"Assess the effectiveness of each type of law making process" Theoretically, the two main types of law in society should work together to achieve justice and keep the community functioning smoothly. Generally this is successful as statute and common law balance out one another to suit the needs of the whole population. However, imagine a nation that operates entirely on only one type of law making process. Until each procedure is assessed, this does not sound such a radical notion, yet the truth reveals that not one class of law is entirely effective. Statute laws are passed by either the State of Federal Parliament, whereas common laws are made by judges according to precedent. When a decision is required in a courtroom, a judge cannot avoid a case. If they did, there would be no point in attending the hearing to have a dispute resolved. This is in contrast to the parliaments. If a controversial or sensitive topic arises in which a law should be made, the governing party may choose to ignore the issue to prevent a particular group in society becoming offended. The matter of reconciliation is a perfect example where the Liberal party have chosen to avoid making a treaty - or a binding contract, with the Aboriginal people of Australia. The issue will not cease to exist, so will continually be a subject of discussion and debate until it is resolved, however the current
"Critically discuss the role and importance of international commercial arbitration as an alternative dispute settlement mechanism in international trade today."
INTERNATIONAL ASPECTS OF BUSINESS LAW Subject: "Critically discuss the role and importance of international commercial arbitration as an alternative dispute settlement mechanism in international trade today." Introduction Dealing with the role and importance of international arbitration as an alternative dispute settlement mechanism in international trade today raises two questions. First of all, the question of the "role" of international arbitration implies the following set of questions: Why arbitrate, in the sense of how can it be a better way of solving a commercial dispute than going before the court ? In other words, how does the arbitration make the dispute resolution between the given parties easier ? And what are the attractive attributes of international commercial arbitration ? As for the "importance", it is directly linked to the role of international arbitration through the enforceability of awards or judgments. Indeed, the international scope of arbitration depends on the willingness of the parties to favour this alternative dispute resolution and as a consequence, relies on the network of international arbitration treaties and "pro-arbitration" legislation around the world. No one would adopt such a settlement mechanism unless it could be recognised and enforced in its own country. Almost every international commercial controversy poses a critical
"Discuss The Differences Between Civil and Criminal Law in the English Legal System"

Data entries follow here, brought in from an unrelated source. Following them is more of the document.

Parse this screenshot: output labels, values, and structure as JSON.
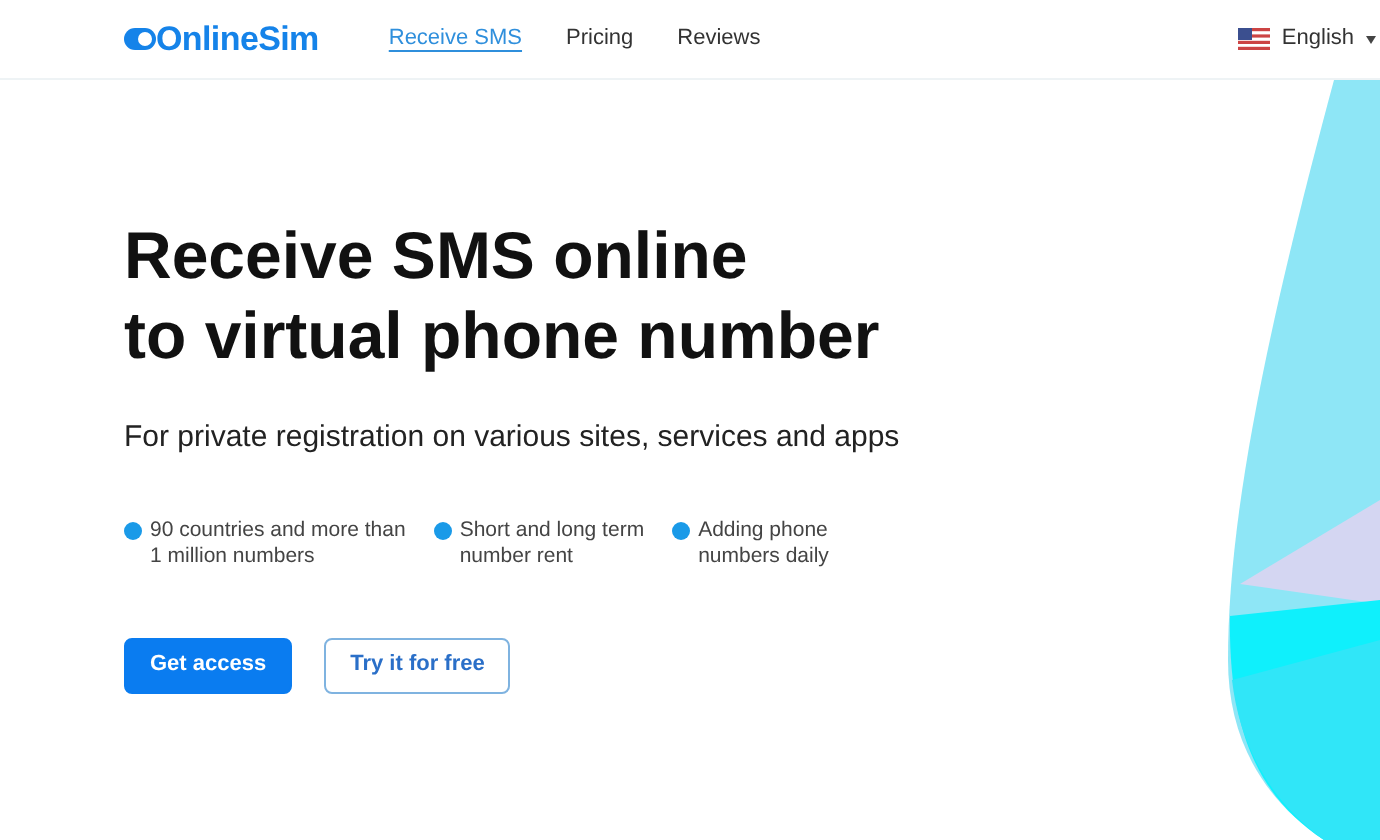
{
  "header": {
    "logo": "OnlineSim",
    "nav": [
      {
        "label": "Receive SMS",
        "selected": true
      },
      {
        "label": "Pricing",
        "selected": false
      },
      {
        "label": "Reviews",
        "selected": false
      }
    ],
    "language": "English"
  },
  "hero": {
    "title_lines": [
      "Receive SMS online",
      "to virtual phone number"
    ],
    "subtitle": "For private registration on various sites, services and apps",
    "features": [
      {
        "lines": [
          "90 countries and more than",
          "1 million numbers"
        ]
      },
      {
        "lines": [
          "Short and long term",
          "number rent"
        ]
      },
      {
        "lines": [
          "Adding phone",
          "numbers daily"
        ]
      }
    ],
    "buttons": [
      {
        "label": "Get access",
        "kind": "primary"
      },
      {
        "label": "Try it for free",
        "kind": "outline"
      }
    ]
  }
}
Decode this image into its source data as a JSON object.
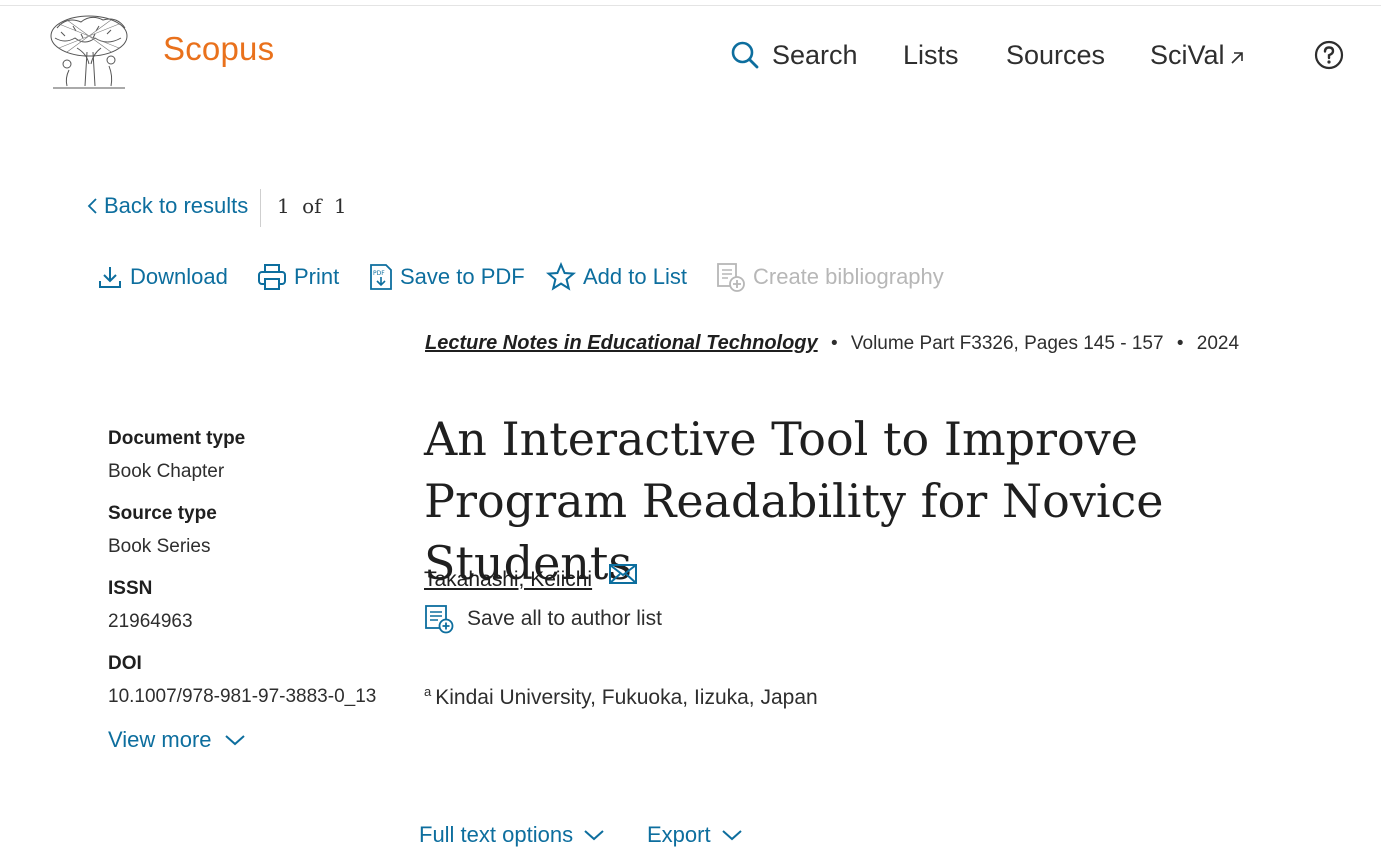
{
  "header": {
    "brand": "Scopus",
    "nav": {
      "search": "Search",
      "lists": "Lists",
      "sources": "Sources",
      "scival": "SciVal"
    },
    "help_icon": "question-circle-icon"
  },
  "navigation": {
    "back": "Back to results",
    "page_current": "1",
    "page_of": "of",
    "page_total": "1"
  },
  "actions": {
    "download": "Download",
    "print": "Print",
    "save_pdf": "Save to PDF",
    "add_list": "Add to List",
    "create_bib": "Create bibliography"
  },
  "source": {
    "journal": "Lecture Notes in Educational Technology",
    "details": "Volume Part F3326, Pages 145 - 157",
    "year": "2024"
  },
  "document": {
    "title": "An Interactive Tool to Improve Program Readability for Novice Students",
    "author": "Takahashi, Keiichi",
    "save_author": "Save all to author list",
    "affiliation_marker": "a",
    "affiliation": "Kindai University, Fukuoka, Iizuka, Japan"
  },
  "metadata": {
    "doc_type_label": "Document type",
    "doc_type": "Book Chapter",
    "source_type_label": "Source type",
    "source_type": "Book Series",
    "issn_label": "ISSN",
    "issn": "21964963",
    "doi_label": "DOI",
    "doi": "10.1007/978-981-97-3883-0_13",
    "view_more": "View more"
  },
  "bottom": {
    "full_text": "Full text options",
    "export": "Export"
  },
  "colors": {
    "brand": "#e9711c",
    "link": "#0d6e9e",
    "disabled": "#b7b7b7"
  }
}
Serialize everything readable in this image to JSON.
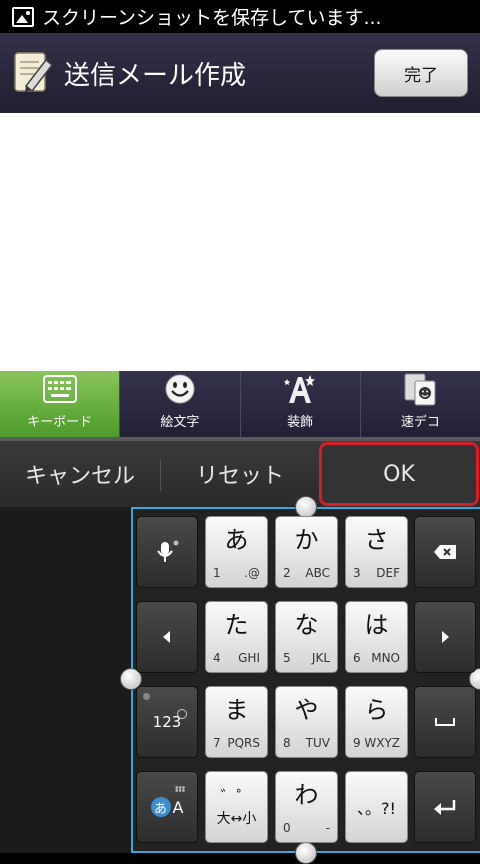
{
  "status_bar": {
    "text": "スクリーンショットを保存しています..."
  },
  "header": {
    "title": "送信メール作成",
    "done_label": "完了"
  },
  "tabs": [
    {
      "label": "キーボード",
      "active": true,
      "icon": "keyboard-icon"
    },
    {
      "label": "絵文字",
      "active": false,
      "icon": "smiley-icon"
    },
    {
      "label": "装飾",
      "active": false,
      "icon": "decoration-icon"
    },
    {
      "label": "速デコ",
      "active": false,
      "icon": "quick-deco-icon"
    }
  ],
  "actions": {
    "cancel": "キャンセル",
    "reset": "リセット",
    "ok": "OK"
  },
  "keyboard": {
    "side_keys": {
      "mode_123": "123",
      "mode_kana": "あ",
      "mode_alpha": "A"
    },
    "keys": [
      {
        "main": "あ",
        "num": "1",
        "sub": ".@"
      },
      {
        "main": "か",
        "num": "2",
        "sub": "ABC"
      },
      {
        "main": "さ",
        "num": "3",
        "sub": "DEF"
      },
      {
        "main": "た",
        "num": "4",
        "sub": "GHI"
      },
      {
        "main": "な",
        "num": "5",
        "sub": "JKL"
      },
      {
        "main": "は",
        "num": "6",
        "sub": "MNO"
      },
      {
        "main": "ま",
        "num": "7",
        "sub": "PQRS"
      },
      {
        "main": "や",
        "num": "8",
        "sub": "TUV"
      },
      {
        "main": "ら",
        "num": "9",
        "sub": "WXYZ"
      },
      {
        "main": "゛゜",
        "num": "",
        "sub": "大↔小"
      },
      {
        "main": "わ",
        "num": "0",
        "sub": "-"
      },
      {
        "main": "、。?!",
        "num": "",
        "sub": ""
      }
    ]
  },
  "colors": {
    "accent_blue": "#3aa6dd",
    "ok_border": "#d0202a",
    "active_tab": "#6fb544"
  }
}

"Discuss The Differences Between Civil and Criminal Law in the English Legal System" There are many significant differences between civil and criminal law in the English Law System, the main being that criminal law is a case brought to an individual by The State and in civil cases an individual against another individual. Criminal law and civil law are two "different" types of law all together. Criminal and civil law have two totally different purposes. The purpose of criminal law is to allow people to live a orderly and ensure people can go about their everyday lives- road traffic rules, marriage rules, divorce law, consumption of alcohol, faulty goods and employment rules are all there to ensure an efficient society. Civil law is there to provide a system for individuals to resolve their disagreements in a way, which is both efficient and ultimate. Neighbour disputes and defamation (also known as libel and slander) are two examples of civil law. Criminal law also covers areas such as welfare, benefits, housing and education. The two branches of law have two different terminologies and sentencing. In criminal law the case is brought to the court written as "R v Nunn", the "R" stands for either Rex or Regina (King or Queen), this represents the State. The last part is the surname of the defendant. In a civil case the layout is the surnames of the claimant (first name) and